### Required action:
The lines below that include the word "data" are to be reported.

[Collection entries]
------------------------------------

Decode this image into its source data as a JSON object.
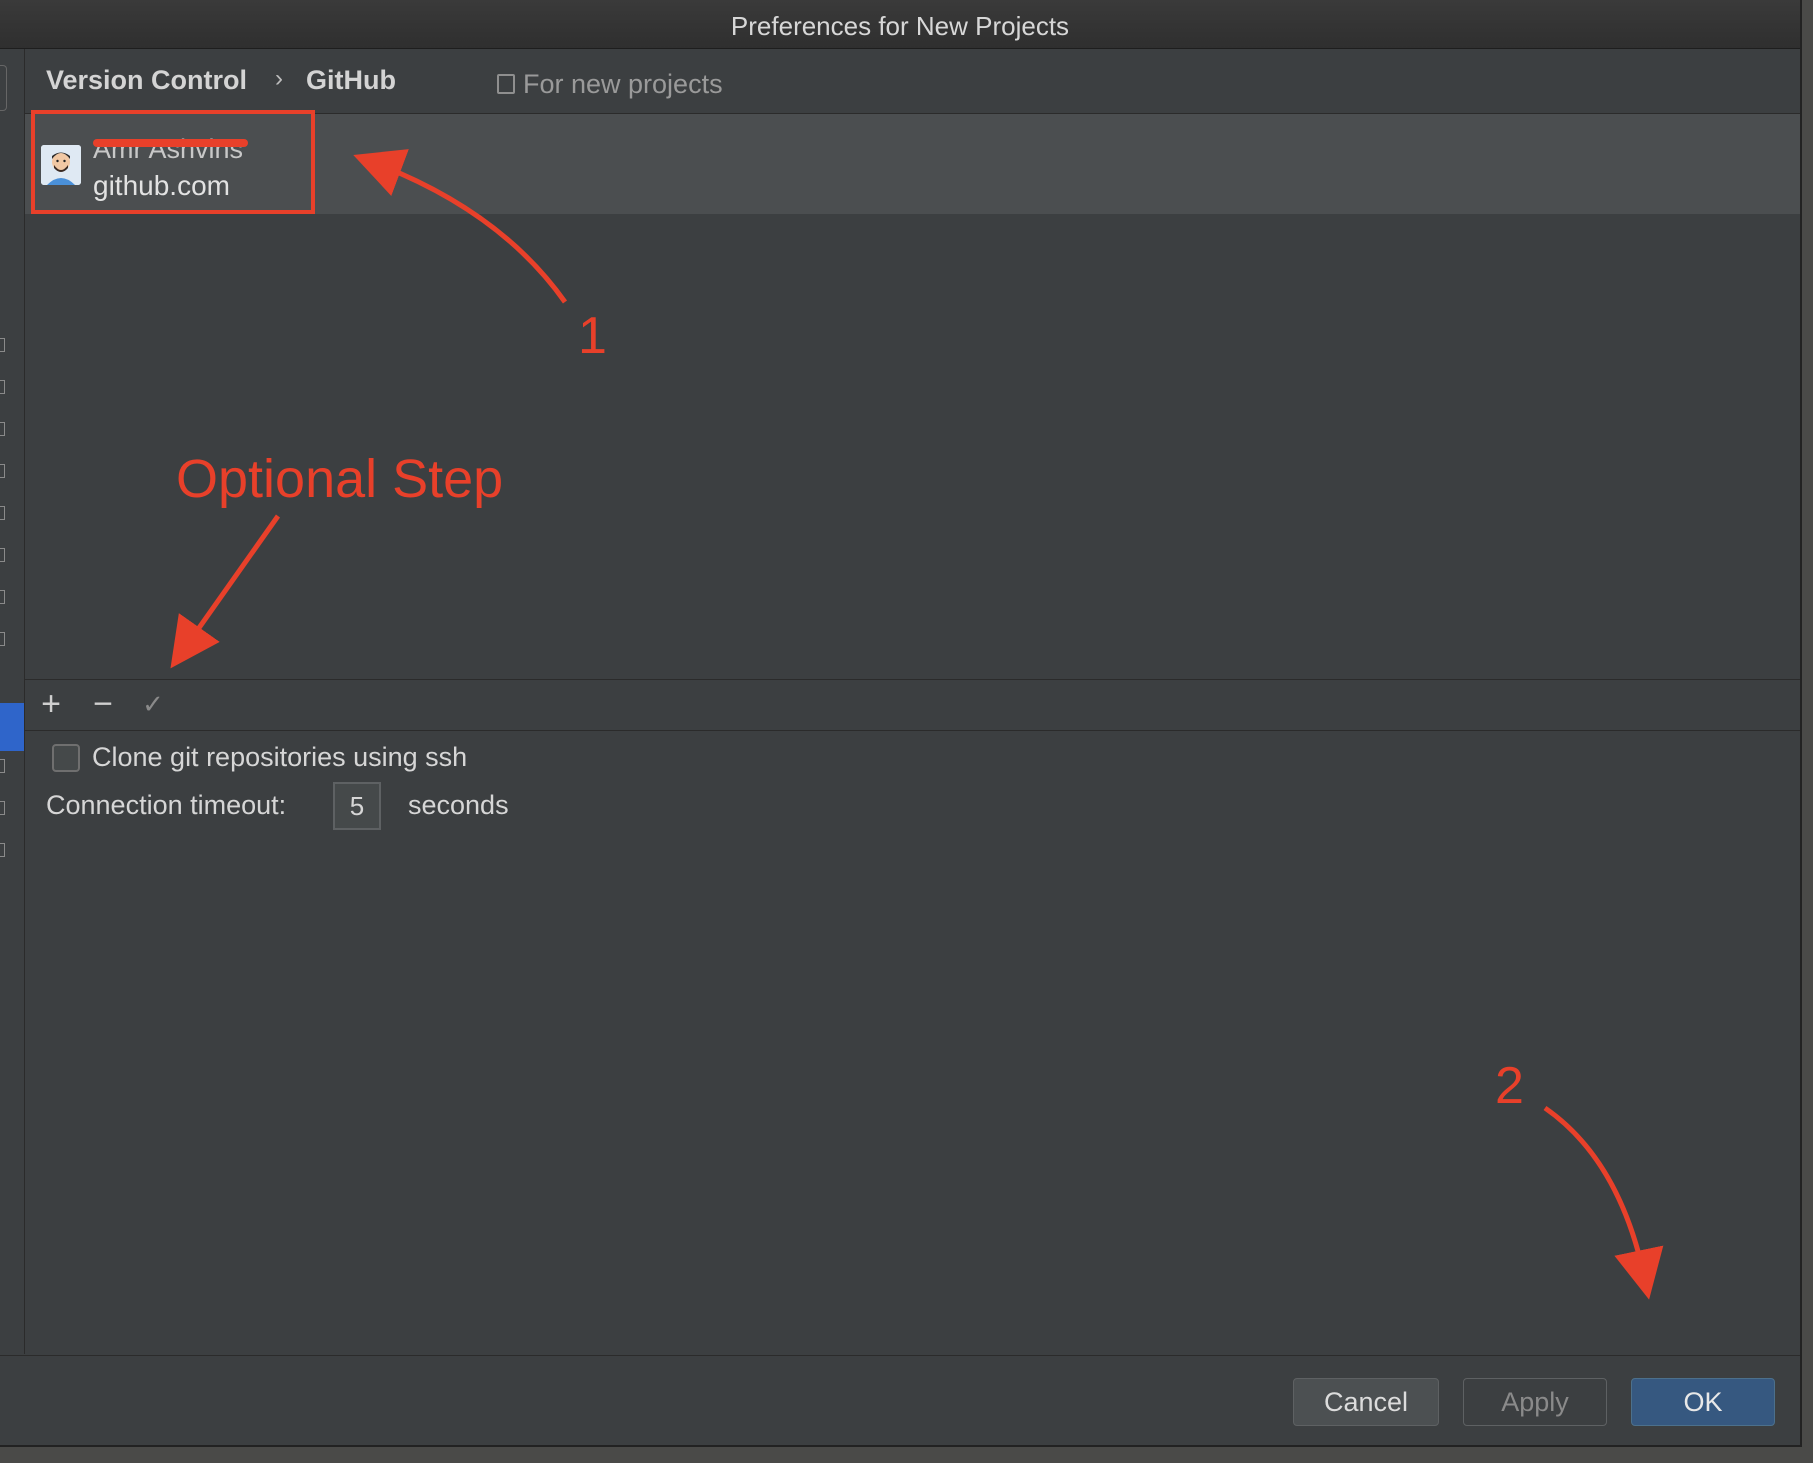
{
  "window": {
    "title": "Preferences for New Projects"
  },
  "header": {
    "breadcrumb": [
      "Version Control",
      "GitHub"
    ],
    "scope_label": "For new projects"
  },
  "accounts": [
    {
      "name": "Amr Ashvins",
      "host": "github.com"
    }
  ],
  "toolbar": {
    "add": "+",
    "remove": "−",
    "default": "✓"
  },
  "options": {
    "clone_ssh_label": "Clone git repositories using ssh",
    "clone_ssh_checked": false,
    "timeout_label": "Connection timeout:",
    "timeout_value": "5",
    "timeout_unit": "seconds"
  },
  "footer": {
    "cancel": "Cancel",
    "apply": "Apply",
    "ok": "OK"
  },
  "annotations": {
    "step1": "1",
    "optional": "Optional Step",
    "step2": "2",
    "color": "#e8402a"
  },
  "colors": {
    "background": "#3c3f41",
    "selection_row": "#4b4e50",
    "primary_button": "#365880",
    "sidebar_selected": "#2f65ca"
  }
}
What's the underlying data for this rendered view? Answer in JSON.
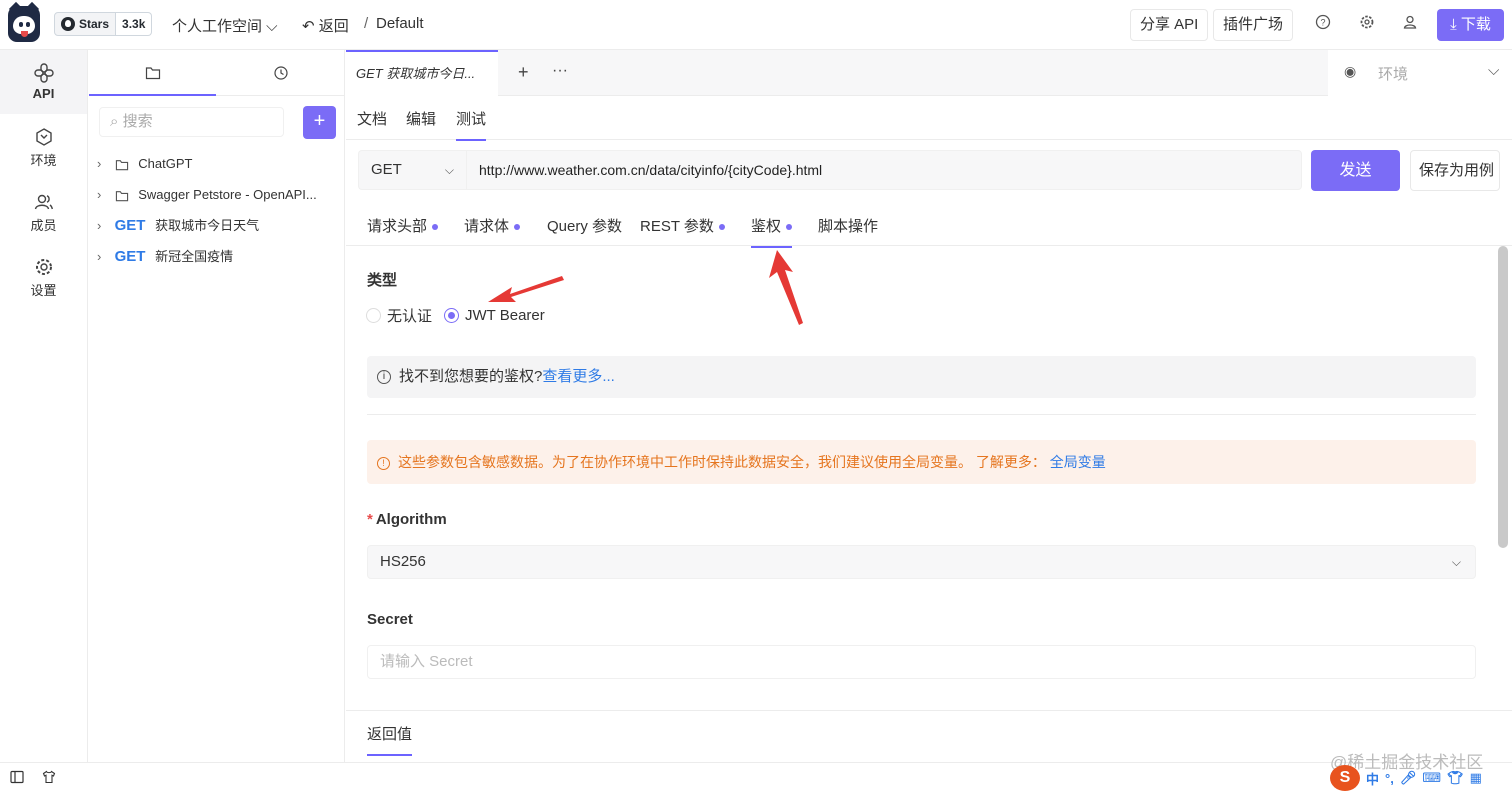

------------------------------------

### Output for this exercise:
Decode this image into its source data as a JSON object.
What's the underlying data for this rendered view? Answer in JSON.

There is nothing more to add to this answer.